In a study published in 2012, social psychologists Melanie Green and Jenna Clark were looking at how the rise of movie characters who smoke might affect viewers’ attitudes toward smoking. Turns out that getting wrapped up in a film unwittingly makes us feel emotionally involved in the story. This “transportation effect” then “reduces counter-arguing, creates connections (identification and liking) … and increases perceptions of realism and emotional involvement.”
In a Google Hangout, Green shared how she showed people stories, and then examined the changes in their attitudes in relation to those stories.
“We find that this process of people getting transported into the narrative world – a state of immersion where you’re vividly imagining characters and settings – move the issues implied in that story into people’s real-world judgments and beliefs.”
She held up the introduction of affirmative action as a prime example.
“An evidence-based message didn’t change people. Share the story of a person who’d benefited, and suddenly we’re seeing change,” she said.
In fundraising, then, telling the story of someone who has benefited from your cause is going to take some work. You’ll need to find a subject that supports your messaging approach first. Then, let your writer have the time needed to gather enough information to write a story that will immerse your audience in the stories of the people a donor can help.
One more note: Facts and figures (and infographics) don’t evoke emotion. Yes, people do want to know where their donations are used, but only after they’re hooked by a story.
Tell a good story of a real-life character struggling with your issue, and you’ll have your audience eating out of your hand.
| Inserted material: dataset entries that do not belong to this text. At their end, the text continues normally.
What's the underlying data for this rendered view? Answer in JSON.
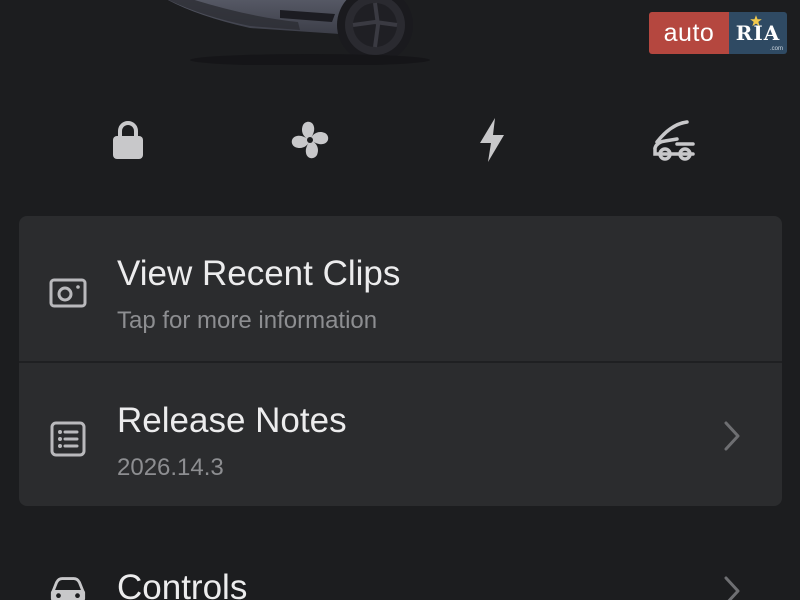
{
  "watermark": {
    "left_text": "auto",
    "right_text": "RIA",
    "domain_text": ".com"
  },
  "quick_actions": [
    {
      "icon": "lock-icon"
    },
    {
      "icon": "fan-icon"
    },
    {
      "icon": "bolt-icon"
    },
    {
      "icon": "frunk-icon"
    }
  ],
  "menu": {
    "recent_clips": {
      "title": "View Recent Clips",
      "subtitle": "Tap for more information",
      "icon": "camera-icon"
    },
    "release_notes": {
      "title": "Release Notes",
      "subtitle": "2026.14.3",
      "icon": "list-icon"
    },
    "controls": {
      "title": "Controls",
      "icon": "car-icon"
    }
  },
  "colors": {
    "background": "#1c1d1f",
    "card": "#2b2c2e",
    "icon": "#c8c8ca",
    "subtitle": "#8d8e91",
    "watermark_red": "#b5473f",
    "watermark_blue": "#2f4a63"
  }
}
See what happened when Achieve tested an emotional vs. an analytical message in a fundraising campaign and helped Pi Beta Phi Foundation attract new donors.